- Task prompt -
Where the data below has the string "nóminas", return the whole line.

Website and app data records

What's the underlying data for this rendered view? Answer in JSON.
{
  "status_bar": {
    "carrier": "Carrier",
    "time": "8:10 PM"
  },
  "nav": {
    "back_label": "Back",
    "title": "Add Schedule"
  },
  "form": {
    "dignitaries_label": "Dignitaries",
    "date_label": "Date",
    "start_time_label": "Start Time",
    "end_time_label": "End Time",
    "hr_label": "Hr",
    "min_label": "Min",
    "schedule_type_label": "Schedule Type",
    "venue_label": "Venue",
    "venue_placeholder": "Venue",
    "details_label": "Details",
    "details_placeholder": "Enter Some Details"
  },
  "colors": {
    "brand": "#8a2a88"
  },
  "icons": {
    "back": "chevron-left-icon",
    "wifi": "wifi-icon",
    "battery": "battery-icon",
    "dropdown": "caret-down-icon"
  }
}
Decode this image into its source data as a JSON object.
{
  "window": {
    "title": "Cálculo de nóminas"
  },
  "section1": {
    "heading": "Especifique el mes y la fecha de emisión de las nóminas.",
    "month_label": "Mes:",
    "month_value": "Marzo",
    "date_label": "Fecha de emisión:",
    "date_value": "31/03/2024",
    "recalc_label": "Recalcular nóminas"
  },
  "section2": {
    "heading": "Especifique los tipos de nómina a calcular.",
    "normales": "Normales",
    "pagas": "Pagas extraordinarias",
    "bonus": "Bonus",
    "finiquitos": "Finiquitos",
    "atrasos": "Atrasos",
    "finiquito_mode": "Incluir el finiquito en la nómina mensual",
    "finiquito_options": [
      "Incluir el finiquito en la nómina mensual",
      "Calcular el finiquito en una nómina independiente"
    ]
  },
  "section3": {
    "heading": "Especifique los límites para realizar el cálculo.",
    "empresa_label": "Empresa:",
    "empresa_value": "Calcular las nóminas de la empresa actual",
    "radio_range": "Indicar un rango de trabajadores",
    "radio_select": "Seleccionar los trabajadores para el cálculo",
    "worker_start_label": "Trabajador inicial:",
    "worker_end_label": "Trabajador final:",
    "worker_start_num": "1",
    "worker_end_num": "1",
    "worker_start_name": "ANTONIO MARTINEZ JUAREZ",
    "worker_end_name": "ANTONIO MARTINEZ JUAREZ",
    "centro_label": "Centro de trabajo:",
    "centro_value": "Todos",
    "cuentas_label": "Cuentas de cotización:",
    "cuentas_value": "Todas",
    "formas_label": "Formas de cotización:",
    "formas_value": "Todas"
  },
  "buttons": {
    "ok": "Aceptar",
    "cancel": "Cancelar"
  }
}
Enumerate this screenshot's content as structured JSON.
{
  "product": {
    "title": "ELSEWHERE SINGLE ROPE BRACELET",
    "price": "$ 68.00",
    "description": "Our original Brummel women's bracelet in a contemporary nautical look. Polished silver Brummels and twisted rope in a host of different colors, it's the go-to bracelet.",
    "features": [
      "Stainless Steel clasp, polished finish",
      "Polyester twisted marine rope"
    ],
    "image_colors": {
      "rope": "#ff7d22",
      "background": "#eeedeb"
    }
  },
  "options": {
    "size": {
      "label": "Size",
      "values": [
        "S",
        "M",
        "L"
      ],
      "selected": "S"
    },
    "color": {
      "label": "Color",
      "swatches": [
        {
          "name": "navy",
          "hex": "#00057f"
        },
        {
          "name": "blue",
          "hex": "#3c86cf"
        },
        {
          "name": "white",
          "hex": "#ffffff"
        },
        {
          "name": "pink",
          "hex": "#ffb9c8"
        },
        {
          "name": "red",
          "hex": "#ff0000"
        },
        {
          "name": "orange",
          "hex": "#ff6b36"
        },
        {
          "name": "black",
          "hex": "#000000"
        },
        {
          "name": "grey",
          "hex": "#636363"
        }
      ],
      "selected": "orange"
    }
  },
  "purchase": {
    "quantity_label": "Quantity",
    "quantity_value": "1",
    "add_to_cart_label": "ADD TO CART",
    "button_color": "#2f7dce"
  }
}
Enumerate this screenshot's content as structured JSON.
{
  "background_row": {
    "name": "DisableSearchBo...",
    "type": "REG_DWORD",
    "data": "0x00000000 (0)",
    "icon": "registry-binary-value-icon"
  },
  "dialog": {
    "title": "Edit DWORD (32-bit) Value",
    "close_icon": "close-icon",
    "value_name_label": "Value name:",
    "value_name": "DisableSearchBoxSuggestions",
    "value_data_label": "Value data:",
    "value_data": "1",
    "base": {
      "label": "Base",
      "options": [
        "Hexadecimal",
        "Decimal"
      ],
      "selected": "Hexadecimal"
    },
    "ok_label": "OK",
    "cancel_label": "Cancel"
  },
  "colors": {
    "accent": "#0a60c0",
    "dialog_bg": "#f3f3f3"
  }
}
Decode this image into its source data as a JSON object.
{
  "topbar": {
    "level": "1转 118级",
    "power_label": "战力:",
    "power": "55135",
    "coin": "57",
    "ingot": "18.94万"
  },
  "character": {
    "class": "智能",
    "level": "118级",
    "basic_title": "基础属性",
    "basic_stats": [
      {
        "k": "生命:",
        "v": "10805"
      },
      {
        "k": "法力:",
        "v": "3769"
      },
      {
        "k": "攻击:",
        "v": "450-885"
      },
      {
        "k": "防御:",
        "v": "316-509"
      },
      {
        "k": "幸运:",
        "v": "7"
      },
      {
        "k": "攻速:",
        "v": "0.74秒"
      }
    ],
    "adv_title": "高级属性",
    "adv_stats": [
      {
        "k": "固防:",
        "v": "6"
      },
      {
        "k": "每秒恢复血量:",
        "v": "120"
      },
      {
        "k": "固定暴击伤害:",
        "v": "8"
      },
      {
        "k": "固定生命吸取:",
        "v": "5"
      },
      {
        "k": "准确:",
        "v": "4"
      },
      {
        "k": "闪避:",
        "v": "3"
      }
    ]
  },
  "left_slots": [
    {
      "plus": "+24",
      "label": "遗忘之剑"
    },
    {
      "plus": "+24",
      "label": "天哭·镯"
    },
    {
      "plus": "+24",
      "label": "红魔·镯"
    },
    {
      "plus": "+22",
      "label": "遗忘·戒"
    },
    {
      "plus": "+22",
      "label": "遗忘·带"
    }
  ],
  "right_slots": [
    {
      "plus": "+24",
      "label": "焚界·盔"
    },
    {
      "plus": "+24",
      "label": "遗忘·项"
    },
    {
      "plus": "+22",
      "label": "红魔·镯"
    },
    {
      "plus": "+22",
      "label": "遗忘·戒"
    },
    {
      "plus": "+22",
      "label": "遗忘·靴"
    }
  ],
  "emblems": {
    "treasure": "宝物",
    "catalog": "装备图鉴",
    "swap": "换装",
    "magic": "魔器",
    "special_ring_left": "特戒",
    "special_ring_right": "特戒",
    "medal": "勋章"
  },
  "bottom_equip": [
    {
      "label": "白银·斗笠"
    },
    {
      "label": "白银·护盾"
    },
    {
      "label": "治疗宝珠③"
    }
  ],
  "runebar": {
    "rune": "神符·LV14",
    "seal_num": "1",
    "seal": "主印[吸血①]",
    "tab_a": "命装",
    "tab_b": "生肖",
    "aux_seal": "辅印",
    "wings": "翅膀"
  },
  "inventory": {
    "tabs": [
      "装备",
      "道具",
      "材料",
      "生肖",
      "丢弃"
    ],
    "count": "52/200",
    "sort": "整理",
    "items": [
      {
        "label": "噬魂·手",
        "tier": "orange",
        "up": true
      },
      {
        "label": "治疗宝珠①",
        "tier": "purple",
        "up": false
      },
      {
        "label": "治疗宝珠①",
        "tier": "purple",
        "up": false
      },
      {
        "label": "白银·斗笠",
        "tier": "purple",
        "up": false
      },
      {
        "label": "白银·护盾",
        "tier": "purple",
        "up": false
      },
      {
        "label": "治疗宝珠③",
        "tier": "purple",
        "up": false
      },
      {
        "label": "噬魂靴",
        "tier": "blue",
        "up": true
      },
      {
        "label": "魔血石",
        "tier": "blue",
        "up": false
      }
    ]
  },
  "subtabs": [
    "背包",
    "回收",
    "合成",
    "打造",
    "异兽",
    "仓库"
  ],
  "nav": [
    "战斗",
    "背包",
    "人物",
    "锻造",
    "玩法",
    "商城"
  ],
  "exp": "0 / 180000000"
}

- Written answer -
    "title": "Cálculo de nóminas"
    "heading": "Especifique el mes y la fecha de emisión de las nóminas.",
    "recalc_label": "Recalcular nóminas"
    "empresa_value": "Calcular las nóminas de la empresa actual",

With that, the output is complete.